▶ [Task directions]: I need every line that includes the word "Сергей" copied from the material.

# # # # # # #

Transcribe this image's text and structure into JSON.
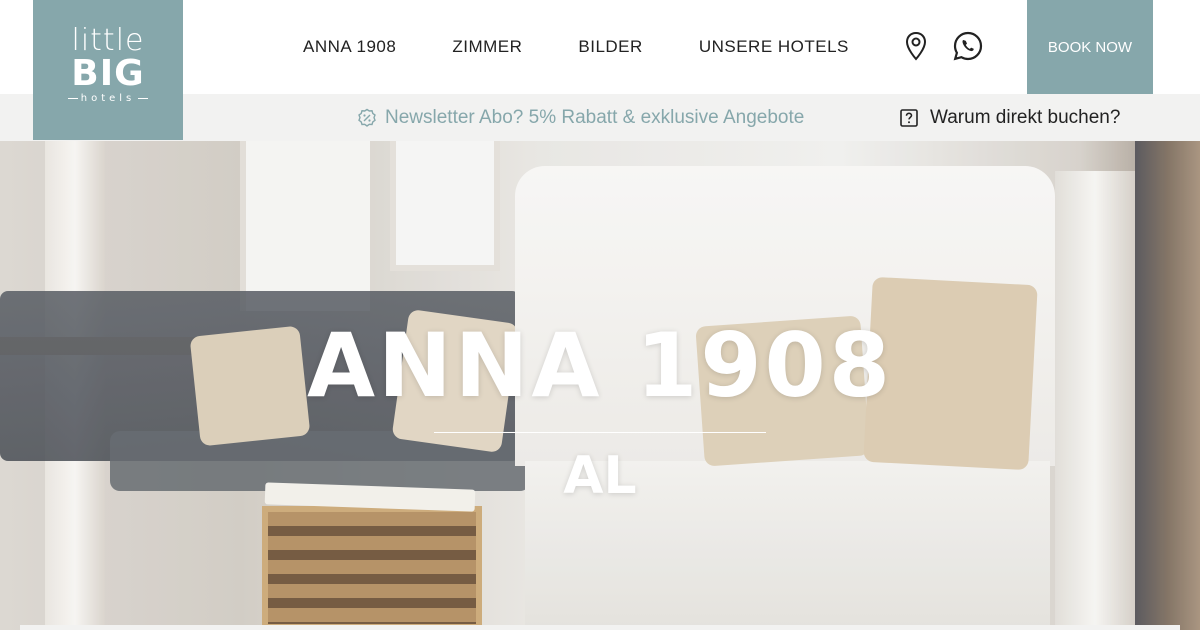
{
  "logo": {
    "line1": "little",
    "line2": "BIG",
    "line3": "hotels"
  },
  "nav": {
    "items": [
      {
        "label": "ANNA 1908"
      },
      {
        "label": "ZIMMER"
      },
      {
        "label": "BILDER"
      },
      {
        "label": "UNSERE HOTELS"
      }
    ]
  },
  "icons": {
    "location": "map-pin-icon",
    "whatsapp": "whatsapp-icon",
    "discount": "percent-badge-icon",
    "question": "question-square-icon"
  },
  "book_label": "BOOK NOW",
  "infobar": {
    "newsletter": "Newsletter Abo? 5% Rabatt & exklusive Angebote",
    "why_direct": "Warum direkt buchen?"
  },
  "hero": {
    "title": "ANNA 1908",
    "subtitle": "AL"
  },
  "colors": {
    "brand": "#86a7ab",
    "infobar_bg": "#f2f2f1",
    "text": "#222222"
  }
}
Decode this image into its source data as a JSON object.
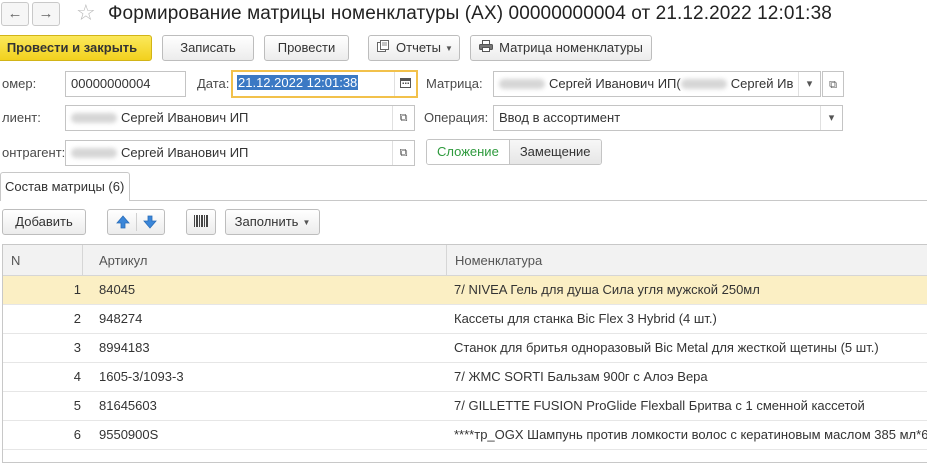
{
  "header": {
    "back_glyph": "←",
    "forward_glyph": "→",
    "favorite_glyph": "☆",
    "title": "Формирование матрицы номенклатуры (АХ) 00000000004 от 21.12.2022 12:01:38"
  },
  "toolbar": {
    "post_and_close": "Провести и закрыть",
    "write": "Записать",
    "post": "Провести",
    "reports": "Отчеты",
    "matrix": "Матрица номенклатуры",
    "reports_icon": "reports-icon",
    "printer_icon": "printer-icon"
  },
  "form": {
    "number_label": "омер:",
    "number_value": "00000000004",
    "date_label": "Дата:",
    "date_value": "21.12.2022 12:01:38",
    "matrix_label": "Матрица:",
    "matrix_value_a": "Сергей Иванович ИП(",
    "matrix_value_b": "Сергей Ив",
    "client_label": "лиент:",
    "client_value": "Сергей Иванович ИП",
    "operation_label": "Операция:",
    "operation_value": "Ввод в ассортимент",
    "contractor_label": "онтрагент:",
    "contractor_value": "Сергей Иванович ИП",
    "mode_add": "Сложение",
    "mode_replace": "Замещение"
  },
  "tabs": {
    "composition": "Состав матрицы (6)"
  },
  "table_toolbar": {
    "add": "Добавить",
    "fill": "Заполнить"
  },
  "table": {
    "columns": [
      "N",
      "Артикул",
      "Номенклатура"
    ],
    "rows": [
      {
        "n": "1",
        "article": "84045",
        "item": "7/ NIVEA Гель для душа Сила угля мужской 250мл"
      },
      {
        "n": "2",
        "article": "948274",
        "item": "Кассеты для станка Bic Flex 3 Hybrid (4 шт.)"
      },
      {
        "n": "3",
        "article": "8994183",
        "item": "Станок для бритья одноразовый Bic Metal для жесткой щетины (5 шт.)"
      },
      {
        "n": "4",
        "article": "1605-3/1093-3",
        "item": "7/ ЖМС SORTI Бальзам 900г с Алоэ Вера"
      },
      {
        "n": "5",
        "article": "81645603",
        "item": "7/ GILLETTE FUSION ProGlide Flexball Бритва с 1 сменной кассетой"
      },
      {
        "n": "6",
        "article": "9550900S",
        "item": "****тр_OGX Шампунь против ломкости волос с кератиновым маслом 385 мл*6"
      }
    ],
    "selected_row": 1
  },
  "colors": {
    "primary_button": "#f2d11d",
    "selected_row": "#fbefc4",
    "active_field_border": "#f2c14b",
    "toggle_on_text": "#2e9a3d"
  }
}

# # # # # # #

▶ [Answer box]:
    "matrix_value_a": "Сергей Иванович ИП(",
    "matrix_value_b": "Сергей Ив",
    "client_value": "Сергей Иванович ИП",
    "contractor_value": "Сергей Иванович ИП",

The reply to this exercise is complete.